Bells which may be heard from as far as a mile away from campus ring Monday through Friday at noon, played by a select few from the music department.
This semester’s student carillonneurs are: Carrie Cunningham, senior in elementary education; Josh Hellyer, senior in community and regional planning; and Erin Reger, junior in accounting.
The students learn from music and theater assistant professor Dr. Tin-Shi Tam and play the carillon on campus every class day.
“The campanile is the symbol of Iowa State and it’s a thing you remember,” Reger said. “I can say ‘I can play that’ and everyone is surprised by that.”
These students come from various musical backgrounds, from those with none to pianists who began playing early in life, according to Tam. Tam said carillon students who know how to read music learn more quickly, but they can still learn without any prior knowledge.
There are only about five carillon students at any given time due to lesson and concert scheduling, according to Tam. Tam said she typically takes on one new carillon student per semester.
“I have always said there are a couple of prerequisites for playing carillon.

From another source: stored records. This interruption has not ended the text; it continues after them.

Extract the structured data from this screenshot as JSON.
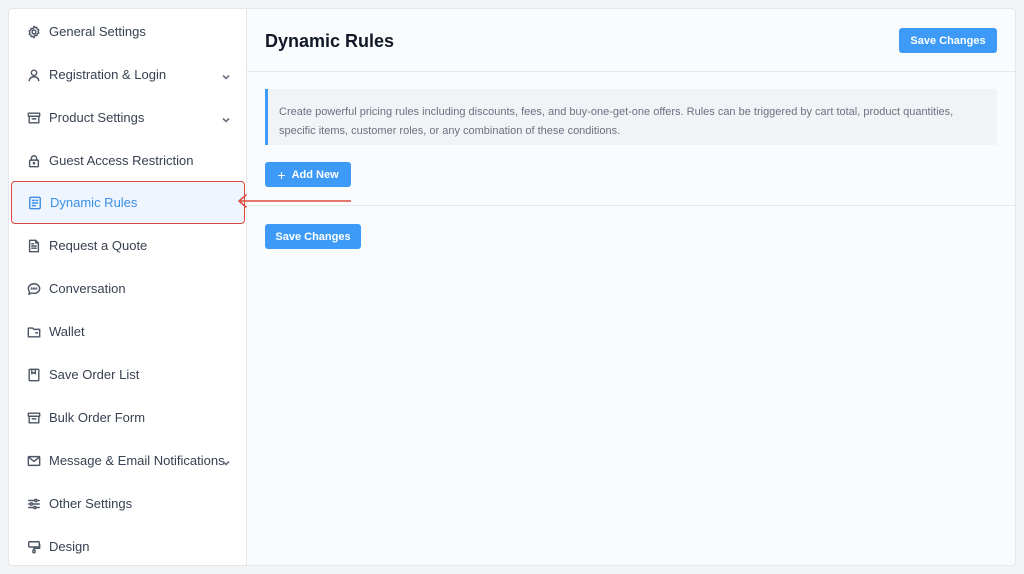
{
  "sidebar": {
    "items": [
      {
        "label": "General Settings",
        "icon": "gear-icon",
        "chevron": false
      },
      {
        "label": "Registration & Login",
        "icon": "user-icon",
        "chevron": true
      },
      {
        "label": "Product Settings",
        "icon": "archive-box-icon",
        "chevron": true
      },
      {
        "label": "Guest Access Restriction",
        "icon": "lock-icon",
        "chevron": false
      },
      {
        "label": "Dynamic Rules",
        "icon": "rules-card-icon",
        "chevron": false,
        "active": true
      },
      {
        "label": "Request a Quote",
        "icon": "document-icon",
        "chevron": false
      },
      {
        "label": "Conversation",
        "icon": "chat-bubble-icon",
        "chevron": false
      },
      {
        "label": "Wallet",
        "icon": "wallet-icon",
        "chevron": false
      },
      {
        "label": "Save Order List",
        "icon": "bookmark-icon",
        "chevron": false
      },
      {
        "label": "Bulk Order Form",
        "icon": "box-icon",
        "chevron": false
      },
      {
        "label": "Message & Email Notifications",
        "icon": "mail-icon",
        "chevron": true
      },
      {
        "label": "Other Settings",
        "icon": "sliders-icon",
        "chevron": false
      },
      {
        "label": "Design",
        "icon": "paint-icon",
        "chevron": false
      }
    ]
  },
  "header": {
    "title": "Dynamic Rules",
    "save_label": "Save Changes"
  },
  "main": {
    "info_text": "Create powerful pricing rules including discounts, fees, and buy-one-get-one offers. Rules can be triggered by cart total, product quantities, specific items, customer roles, or any combination of these conditions.",
    "add_label": "Add New",
    "save_label": "Save Changes"
  },
  "colors": {
    "accent": "#3d9bf7",
    "highlight_border": "#dc4a3d",
    "active_text": "#3b8fe6"
  }
}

First, that you are not afraid of heights. Second thing is that you are physically fit enough to climb all the stairs to the top of the tower. Third thing is that you are not afraid of the cold or heat, because of the weather conditions,” Tam said. "Other than that, I can take care of the rest.”
Students who show interest must contact Tam, audition and set up lessons in order to begin learning the carillon.
“I wanted to play the organ since I've always played the piano, but I was bored with piano,” Reger said. “I emailed Dr. Tam since she was the organ professor at the time and asked her about playing and she suggested playing carillon to develop hand and foot coordination.”
Hellyer said he originally sought to play the piano, but found all the available lesson slots were full. He decided upon carillon after scanning the music department’s other offerings.
“[Playing the carillon is] unique and not the easiest to learn,” Hellyer said. “I thought 'why not' and decided to give it a shot since I was here.”
Students practice in Music Hall with a setup identical to the keyboard of the carillon in the campanile.
Hellyer and Reger said they practice in both the practice room and in the campanile throughout the week. The students practice in longer sessions as concerts approach.
“Practicing in the practice room is not the same as in the tower,” Reger said.
The carillonneur must hit keys that operate a clapper that strikes the bell. The weight and size of bells affect the amount of force needed to properly hit a key.
Hellyer and Reger said carillon is manually played with the exception of the hourly chimes. The carillon does not play any recorded works according to Tam.
“It’s weird practicing in the tower because you know that about all of Ames can hear you,” Hellyer said. “And it’s easier to hear because there is less going on.
Reger said that the worst part for her is climbing all the stairs to play a noon concert or practice.
“It gives you a new perspective about other music things,” Reger said. “We traveled to Rochester [Minnesota] and played there. It’s something I never appreciated before.”
Tam said she has taught approximately 50 carillon students since 1994. Some former carillon students have played other carillons across the country, she said.
The Society of ISU Carillon Alumni formed in June 2008 to provide former carillon students and interested others a means of bringing them back to campus annually and creating events.
“Through that group, we are able to group them and have them play,” Tam said.
Tam said carillon students tended to be male and/or engineering students when she began teaching. Tam added, it is more diverse now.
“Just sign up,“ Tam said. “Play and have fun.”
Students may express interest through a link on the carillon website.
“Go for it,” Hellyer said. “It’s a unique opportunity and this is one of the few places, especially in the U.S., where you can learn how to play carillon. There are not very many people who know how to play well enough to teach it.”
Students can make requests for songs which Tam will transpose for a Friday concert, Reger said. A submission form for such can be found at: music.iastate.edu/carillon.
The spring semester concert series runs until May 3, with the exception of spring break, at 11:50 a.m., Monday through Friday. The concerts will feature various carillon works, including requests and special concerts, such as Tam’s "Let Freedom Ring," a tribute to Martin Luther King Jr., which was held on Wednesday, Jan. 16.
“Students should appreciate what they have here in the campanile,” Hellyer said. “It’s really cool to think that there is someone playing something different everyday with all the time and energy that goes into it.”